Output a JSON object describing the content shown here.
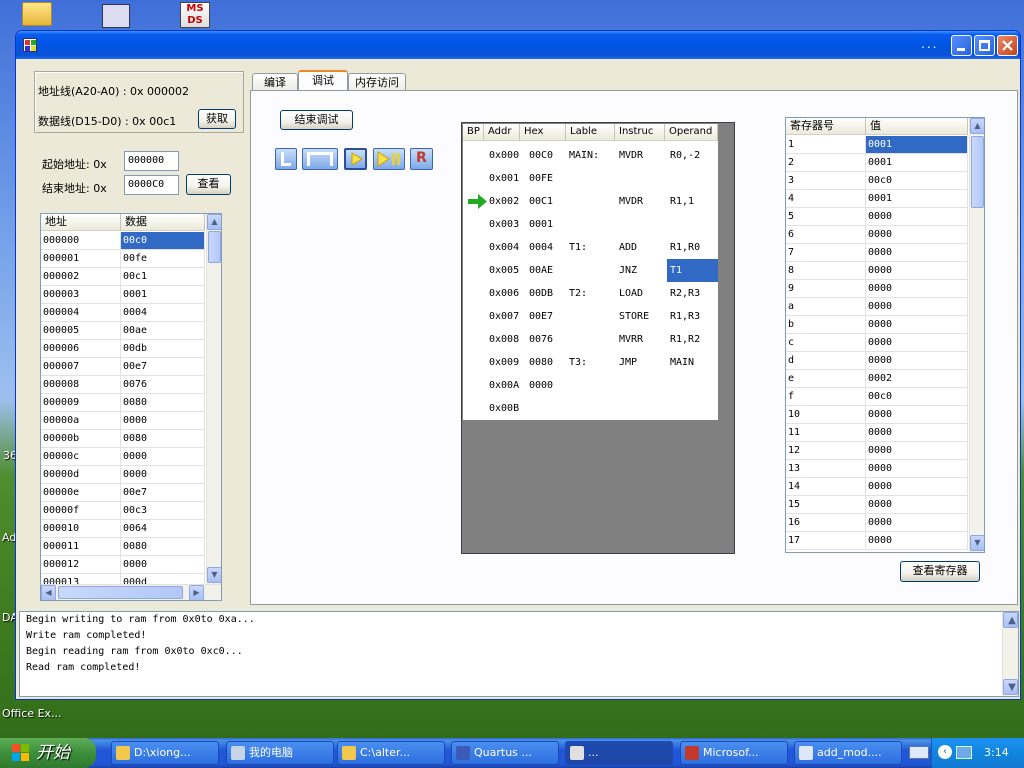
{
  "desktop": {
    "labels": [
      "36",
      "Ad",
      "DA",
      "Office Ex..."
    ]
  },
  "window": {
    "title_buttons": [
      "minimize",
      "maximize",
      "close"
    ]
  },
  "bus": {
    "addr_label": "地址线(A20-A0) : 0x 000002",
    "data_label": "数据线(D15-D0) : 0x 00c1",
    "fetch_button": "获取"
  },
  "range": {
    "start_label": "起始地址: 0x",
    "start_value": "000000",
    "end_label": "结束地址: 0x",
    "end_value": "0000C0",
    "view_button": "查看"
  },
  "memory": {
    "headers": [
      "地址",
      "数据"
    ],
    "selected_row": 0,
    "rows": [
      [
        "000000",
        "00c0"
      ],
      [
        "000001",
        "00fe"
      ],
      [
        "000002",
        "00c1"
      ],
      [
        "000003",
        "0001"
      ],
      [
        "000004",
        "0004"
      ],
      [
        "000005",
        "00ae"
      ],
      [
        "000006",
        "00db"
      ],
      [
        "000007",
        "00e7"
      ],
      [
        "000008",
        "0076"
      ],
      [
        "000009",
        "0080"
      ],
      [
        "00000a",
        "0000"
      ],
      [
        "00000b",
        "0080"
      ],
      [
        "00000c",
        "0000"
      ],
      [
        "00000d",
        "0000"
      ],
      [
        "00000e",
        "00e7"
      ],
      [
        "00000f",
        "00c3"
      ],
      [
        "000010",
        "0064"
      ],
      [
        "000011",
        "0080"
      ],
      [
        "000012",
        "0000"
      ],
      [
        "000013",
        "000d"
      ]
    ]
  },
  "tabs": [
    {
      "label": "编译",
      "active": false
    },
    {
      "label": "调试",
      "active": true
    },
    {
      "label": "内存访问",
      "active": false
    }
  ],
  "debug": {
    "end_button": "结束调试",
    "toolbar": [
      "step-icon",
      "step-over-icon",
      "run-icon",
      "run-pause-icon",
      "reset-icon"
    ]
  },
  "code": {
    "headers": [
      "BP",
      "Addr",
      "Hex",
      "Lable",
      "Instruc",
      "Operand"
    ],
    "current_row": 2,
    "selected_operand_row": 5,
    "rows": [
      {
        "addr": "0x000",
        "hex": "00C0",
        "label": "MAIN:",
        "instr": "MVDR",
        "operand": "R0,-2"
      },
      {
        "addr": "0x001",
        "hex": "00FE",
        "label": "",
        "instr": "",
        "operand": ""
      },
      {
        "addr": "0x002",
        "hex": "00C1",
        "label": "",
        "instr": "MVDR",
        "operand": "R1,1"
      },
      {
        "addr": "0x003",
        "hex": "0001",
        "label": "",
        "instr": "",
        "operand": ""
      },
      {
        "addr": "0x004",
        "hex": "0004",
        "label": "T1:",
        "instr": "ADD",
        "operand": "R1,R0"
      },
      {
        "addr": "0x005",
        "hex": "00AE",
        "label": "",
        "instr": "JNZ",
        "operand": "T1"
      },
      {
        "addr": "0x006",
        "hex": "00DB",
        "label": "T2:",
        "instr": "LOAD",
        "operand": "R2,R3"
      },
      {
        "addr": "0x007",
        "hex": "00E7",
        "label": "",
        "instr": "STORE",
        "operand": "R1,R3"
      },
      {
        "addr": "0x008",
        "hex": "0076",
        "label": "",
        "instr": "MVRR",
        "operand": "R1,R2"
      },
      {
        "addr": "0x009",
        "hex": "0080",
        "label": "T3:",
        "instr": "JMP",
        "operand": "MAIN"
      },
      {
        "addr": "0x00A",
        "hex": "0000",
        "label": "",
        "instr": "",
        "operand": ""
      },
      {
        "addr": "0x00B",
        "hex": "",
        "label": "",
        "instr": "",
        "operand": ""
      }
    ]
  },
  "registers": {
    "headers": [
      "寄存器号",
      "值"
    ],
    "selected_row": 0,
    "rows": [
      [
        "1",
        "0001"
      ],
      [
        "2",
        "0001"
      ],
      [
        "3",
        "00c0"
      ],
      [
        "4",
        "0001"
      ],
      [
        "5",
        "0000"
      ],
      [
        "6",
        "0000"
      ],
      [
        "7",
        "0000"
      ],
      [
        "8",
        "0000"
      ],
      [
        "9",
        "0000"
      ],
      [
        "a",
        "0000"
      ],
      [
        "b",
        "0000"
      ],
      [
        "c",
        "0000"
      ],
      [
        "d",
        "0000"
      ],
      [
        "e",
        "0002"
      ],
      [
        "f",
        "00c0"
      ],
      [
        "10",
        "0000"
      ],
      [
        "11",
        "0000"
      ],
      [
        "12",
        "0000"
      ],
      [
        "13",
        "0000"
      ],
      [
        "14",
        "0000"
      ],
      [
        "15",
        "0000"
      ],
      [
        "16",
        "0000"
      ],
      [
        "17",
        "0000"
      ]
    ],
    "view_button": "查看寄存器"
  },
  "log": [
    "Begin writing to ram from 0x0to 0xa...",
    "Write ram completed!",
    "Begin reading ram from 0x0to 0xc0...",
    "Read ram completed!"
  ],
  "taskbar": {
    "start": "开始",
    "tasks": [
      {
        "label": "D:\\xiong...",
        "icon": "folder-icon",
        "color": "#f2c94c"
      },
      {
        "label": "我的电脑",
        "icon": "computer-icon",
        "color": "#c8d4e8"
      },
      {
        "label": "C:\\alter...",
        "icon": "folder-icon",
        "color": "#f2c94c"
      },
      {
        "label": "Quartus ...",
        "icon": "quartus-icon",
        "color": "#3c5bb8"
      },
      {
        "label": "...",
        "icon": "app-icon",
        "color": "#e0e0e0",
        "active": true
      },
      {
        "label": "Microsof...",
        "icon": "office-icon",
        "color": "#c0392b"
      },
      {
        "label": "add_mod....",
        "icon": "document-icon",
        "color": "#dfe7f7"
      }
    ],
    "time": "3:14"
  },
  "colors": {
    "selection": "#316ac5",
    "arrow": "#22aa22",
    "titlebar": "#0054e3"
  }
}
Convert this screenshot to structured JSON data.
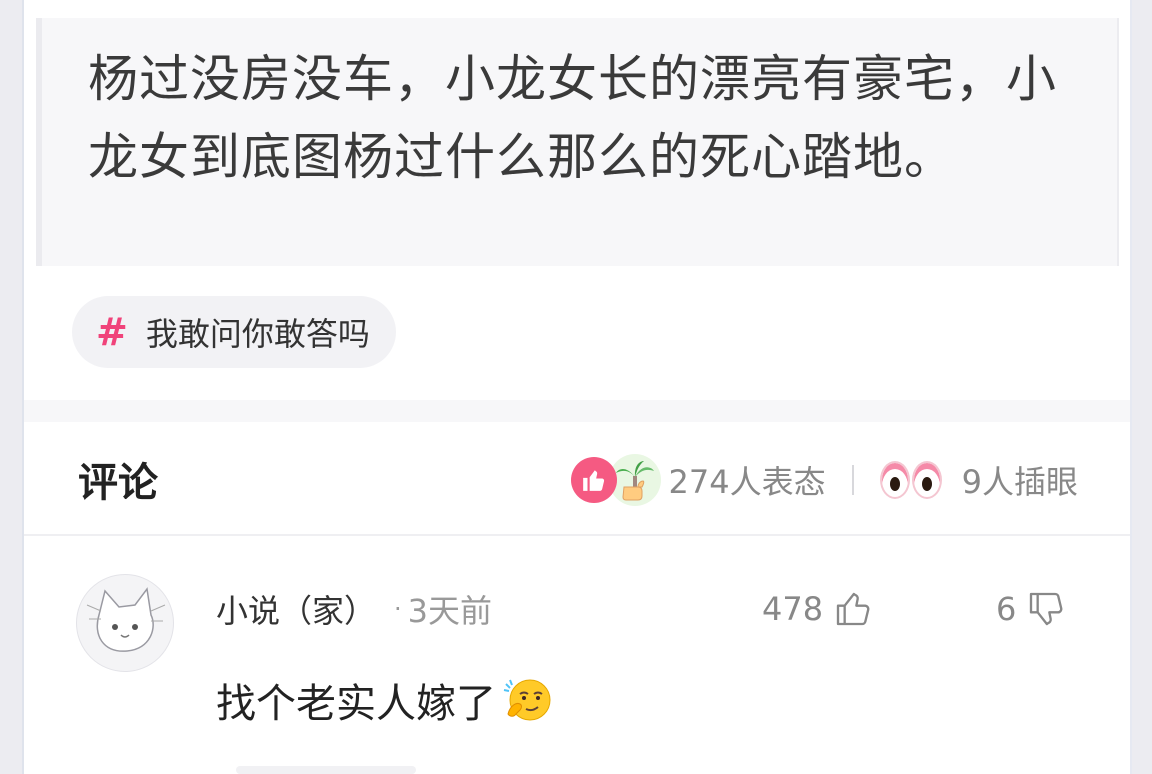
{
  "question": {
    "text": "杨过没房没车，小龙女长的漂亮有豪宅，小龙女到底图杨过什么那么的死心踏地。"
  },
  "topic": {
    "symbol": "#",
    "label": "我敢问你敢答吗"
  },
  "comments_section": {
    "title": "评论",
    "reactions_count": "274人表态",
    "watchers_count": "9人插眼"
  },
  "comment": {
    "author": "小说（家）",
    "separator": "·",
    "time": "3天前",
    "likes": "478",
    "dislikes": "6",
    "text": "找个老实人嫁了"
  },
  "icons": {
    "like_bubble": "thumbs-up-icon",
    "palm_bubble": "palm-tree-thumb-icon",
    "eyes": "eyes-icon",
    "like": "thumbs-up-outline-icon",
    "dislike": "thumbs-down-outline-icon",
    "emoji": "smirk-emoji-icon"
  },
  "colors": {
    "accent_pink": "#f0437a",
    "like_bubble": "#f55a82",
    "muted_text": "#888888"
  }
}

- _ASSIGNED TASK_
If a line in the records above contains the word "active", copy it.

- _ANSWER FOR THE TASK_
      "active": false
      "active": true
      "active": false
        "active": true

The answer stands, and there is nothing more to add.